- Burns, John F. (2008-04-07). "Protests of China Make Olympic Torch Relay an Obstacle Course". The New York Times. ISSN 0362-4331. Retrieved 2015-06-03.
- Wall Street Journal report: 'The crackdown to come'
- "Fly The Flag". Flickr - Photo Sharing!. Retrieved 2015-06-03.
- "Olympic organisers ban Tibetan flag". Retrieved 2015-06-03.
- Sautman, Barry (2005). Contemporary Tibet: Politics, Development, and Society in a Disputed Region. London: Routledge. pp. 77–78.

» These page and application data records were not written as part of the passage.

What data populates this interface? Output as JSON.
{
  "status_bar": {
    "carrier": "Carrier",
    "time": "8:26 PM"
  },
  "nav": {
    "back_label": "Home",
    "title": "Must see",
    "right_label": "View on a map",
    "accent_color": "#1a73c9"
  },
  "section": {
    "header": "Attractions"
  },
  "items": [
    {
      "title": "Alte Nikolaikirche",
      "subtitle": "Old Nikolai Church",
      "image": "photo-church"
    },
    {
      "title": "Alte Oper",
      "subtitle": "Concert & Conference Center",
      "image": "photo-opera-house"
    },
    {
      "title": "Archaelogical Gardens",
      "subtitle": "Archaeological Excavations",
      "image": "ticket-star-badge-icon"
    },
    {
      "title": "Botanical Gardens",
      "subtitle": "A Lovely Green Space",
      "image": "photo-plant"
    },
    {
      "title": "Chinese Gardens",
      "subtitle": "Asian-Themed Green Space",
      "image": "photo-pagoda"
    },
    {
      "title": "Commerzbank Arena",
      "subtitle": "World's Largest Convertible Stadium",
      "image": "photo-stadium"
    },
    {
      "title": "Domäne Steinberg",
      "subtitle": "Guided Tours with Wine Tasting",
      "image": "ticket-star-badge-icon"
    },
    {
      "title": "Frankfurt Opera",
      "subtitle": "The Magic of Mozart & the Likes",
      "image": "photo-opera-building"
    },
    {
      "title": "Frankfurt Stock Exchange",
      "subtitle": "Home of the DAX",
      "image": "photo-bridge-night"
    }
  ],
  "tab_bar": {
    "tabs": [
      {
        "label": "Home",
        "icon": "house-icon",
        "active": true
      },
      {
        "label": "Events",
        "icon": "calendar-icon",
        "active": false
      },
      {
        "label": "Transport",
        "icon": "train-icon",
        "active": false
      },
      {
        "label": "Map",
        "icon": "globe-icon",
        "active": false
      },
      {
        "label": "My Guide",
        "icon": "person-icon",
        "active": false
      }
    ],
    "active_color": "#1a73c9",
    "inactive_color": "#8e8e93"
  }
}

- "Evaluation Commission Report for 2022 published". www.olympic.org. Retrieved 2015-06-04.
- Beijing, By. "Beijing Olympics; Human rights abuses getting worse". Retrieved 2015-06-04.
- Athens, Paul Kelso in. "Human rights shadow over Beijing games". the Guardian. Retrieved 2015-06-04.
- "Urgent: Stop China winning the Olympics again | Free Tibet". freetibet.org. Retrieved 2015-06-04.
- "Tibetan Protesters Disrupt Beijing Bid at Lausanne Hotel". The New York Times. 2015-06-10. ISSN 0362-4331. Retrieved 2015-06-11.
- News, ABC. "Tibetan Protesters Disrupt Beijing Bid at Lausanne Hotel". Retrieved 2015-06-11.
- "Tibetan protesters disrupt Beijing bid at Lausanne hotel". Retrieved 2015-06-11.
- "#ChinaSpam on Twitter". Flickr - Photo Sharing!. Retrieved 2015-06-04.
- Demick, Barbara. "Dozens of pro-China Twitter accounts outed by Free Tibet as fakes". Los Angeles Times. ISSN 0458-3035. Retrieved 2015-06-04.
- Jacobs, Andrew (2014-07-21). "It's Another Perfect Day in Tibet!". The New York Times. ISSN 0362-4331. Retrieved 2015-06-04.
- "SUCCESS! Twitter removes all fake propaganda accounts | Free Tibet". freetibet.org. Retrieved 2015-06-04.
- "Evidence of abuse of Twitter for Tibet propaganda" (PDF). Free Tibet. 21 July 2014.